Dataset items:
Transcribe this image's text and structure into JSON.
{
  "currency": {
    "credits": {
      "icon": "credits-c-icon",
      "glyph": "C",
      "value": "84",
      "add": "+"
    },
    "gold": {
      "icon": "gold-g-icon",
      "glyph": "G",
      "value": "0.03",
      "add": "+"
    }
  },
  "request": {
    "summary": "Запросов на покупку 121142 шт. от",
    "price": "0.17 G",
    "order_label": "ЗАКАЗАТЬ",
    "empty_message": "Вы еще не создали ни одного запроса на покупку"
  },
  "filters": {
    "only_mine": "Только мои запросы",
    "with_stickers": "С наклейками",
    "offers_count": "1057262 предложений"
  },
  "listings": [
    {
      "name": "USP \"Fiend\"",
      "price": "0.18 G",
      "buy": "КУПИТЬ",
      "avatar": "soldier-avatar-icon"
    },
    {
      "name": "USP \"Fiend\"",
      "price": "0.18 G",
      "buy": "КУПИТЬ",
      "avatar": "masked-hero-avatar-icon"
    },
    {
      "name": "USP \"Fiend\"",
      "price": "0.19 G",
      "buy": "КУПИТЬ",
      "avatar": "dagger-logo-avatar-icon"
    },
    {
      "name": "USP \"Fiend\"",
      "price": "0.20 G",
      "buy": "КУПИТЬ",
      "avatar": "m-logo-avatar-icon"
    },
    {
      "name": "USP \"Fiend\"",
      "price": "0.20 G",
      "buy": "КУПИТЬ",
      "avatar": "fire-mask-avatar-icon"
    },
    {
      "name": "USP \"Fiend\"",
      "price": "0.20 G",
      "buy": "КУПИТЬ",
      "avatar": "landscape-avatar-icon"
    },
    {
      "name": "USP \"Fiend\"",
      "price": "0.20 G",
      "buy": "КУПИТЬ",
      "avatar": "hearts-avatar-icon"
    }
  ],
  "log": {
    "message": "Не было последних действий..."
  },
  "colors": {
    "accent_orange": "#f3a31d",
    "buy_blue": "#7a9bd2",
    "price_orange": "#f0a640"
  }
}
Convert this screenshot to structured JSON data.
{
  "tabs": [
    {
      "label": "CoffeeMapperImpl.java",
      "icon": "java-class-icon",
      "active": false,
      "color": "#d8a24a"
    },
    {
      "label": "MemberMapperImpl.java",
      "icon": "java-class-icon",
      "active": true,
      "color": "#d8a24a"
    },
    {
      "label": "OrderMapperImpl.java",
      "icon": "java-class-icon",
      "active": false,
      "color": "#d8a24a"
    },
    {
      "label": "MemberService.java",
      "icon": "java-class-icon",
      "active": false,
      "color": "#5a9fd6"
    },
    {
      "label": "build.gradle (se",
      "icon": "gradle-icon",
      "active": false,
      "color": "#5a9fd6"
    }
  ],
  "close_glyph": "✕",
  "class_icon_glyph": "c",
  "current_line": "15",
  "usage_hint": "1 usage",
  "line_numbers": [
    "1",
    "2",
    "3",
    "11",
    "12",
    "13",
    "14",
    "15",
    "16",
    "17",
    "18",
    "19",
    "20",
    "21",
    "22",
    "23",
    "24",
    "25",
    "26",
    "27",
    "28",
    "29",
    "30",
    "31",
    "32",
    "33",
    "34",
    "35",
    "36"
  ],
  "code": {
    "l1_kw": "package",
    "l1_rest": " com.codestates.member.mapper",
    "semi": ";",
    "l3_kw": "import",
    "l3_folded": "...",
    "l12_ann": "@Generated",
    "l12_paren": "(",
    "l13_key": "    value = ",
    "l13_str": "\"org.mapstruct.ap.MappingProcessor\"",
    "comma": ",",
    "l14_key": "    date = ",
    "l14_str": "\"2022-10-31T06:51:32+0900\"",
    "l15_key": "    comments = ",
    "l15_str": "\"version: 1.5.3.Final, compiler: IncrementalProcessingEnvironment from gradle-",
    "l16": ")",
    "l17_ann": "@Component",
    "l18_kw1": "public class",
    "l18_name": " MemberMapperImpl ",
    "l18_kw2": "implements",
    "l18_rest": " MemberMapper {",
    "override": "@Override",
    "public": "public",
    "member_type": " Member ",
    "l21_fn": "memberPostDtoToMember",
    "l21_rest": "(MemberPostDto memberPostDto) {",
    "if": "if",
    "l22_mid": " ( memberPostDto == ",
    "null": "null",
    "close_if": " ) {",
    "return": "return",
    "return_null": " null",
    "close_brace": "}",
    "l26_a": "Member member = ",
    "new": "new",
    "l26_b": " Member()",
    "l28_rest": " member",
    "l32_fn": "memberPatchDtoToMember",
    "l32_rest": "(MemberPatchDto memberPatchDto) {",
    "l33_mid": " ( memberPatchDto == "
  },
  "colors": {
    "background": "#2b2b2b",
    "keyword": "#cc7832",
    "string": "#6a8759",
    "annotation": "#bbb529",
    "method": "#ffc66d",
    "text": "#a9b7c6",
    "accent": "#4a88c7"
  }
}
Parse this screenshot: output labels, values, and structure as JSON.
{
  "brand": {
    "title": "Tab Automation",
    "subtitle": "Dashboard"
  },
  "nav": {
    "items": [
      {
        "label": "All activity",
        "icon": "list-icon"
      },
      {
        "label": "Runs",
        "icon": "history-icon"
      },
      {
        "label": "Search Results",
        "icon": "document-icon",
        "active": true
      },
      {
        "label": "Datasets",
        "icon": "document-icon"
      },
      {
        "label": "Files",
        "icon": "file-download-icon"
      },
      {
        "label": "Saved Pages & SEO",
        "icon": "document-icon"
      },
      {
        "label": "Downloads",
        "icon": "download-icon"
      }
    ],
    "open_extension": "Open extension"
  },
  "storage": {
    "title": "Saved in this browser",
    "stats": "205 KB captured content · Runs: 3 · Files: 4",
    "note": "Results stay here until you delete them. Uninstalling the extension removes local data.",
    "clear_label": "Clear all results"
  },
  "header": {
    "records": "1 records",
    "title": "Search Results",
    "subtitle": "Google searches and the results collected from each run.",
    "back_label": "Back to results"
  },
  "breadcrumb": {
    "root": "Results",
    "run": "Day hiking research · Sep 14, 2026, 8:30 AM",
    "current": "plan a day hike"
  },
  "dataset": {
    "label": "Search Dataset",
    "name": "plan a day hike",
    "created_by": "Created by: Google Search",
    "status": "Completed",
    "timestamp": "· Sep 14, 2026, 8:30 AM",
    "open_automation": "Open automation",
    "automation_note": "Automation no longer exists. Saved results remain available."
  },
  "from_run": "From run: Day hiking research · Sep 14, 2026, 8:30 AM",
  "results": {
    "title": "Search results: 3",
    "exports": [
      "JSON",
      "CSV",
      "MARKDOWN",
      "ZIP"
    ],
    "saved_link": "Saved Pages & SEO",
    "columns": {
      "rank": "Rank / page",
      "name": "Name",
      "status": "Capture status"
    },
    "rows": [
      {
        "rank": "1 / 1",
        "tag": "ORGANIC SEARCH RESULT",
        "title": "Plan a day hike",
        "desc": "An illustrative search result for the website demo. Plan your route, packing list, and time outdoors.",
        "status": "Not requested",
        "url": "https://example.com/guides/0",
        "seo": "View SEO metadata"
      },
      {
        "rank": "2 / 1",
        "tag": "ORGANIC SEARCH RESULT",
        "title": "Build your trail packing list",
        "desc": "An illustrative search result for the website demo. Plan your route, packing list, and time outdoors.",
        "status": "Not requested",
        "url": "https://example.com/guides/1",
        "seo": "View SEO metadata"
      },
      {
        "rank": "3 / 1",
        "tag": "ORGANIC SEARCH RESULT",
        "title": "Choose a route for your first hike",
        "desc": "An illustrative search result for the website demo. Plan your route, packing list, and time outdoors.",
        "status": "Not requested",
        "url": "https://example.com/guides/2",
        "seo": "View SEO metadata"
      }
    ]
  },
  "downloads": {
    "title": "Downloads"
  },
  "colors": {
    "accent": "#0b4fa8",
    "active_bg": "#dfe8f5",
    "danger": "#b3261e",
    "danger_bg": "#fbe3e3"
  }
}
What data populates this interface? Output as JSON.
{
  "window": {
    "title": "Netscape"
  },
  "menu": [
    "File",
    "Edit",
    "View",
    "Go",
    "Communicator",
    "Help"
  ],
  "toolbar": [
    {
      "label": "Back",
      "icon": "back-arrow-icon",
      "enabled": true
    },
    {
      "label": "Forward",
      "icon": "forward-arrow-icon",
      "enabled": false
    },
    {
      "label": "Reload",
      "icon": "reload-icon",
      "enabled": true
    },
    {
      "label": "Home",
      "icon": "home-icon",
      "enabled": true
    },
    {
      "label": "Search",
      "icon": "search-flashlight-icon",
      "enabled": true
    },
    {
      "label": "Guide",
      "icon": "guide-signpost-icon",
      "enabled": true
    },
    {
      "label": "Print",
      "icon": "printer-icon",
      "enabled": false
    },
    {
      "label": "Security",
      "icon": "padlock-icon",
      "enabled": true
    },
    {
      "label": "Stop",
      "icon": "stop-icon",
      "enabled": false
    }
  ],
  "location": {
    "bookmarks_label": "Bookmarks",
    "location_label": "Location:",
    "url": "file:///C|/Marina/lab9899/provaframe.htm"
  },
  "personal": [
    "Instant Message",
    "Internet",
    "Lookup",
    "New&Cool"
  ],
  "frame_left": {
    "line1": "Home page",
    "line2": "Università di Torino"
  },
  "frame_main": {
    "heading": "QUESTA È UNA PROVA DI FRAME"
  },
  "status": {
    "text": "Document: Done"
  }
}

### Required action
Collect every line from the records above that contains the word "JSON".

### Output for this exercise
Transcribe this image's text and structure into JSON.
Convert this screenshot to structured JSON data.
Parse this screenshot: output labels, values, and structure as JSON.
      "JSON",
What data populates this interface? Output as JSON.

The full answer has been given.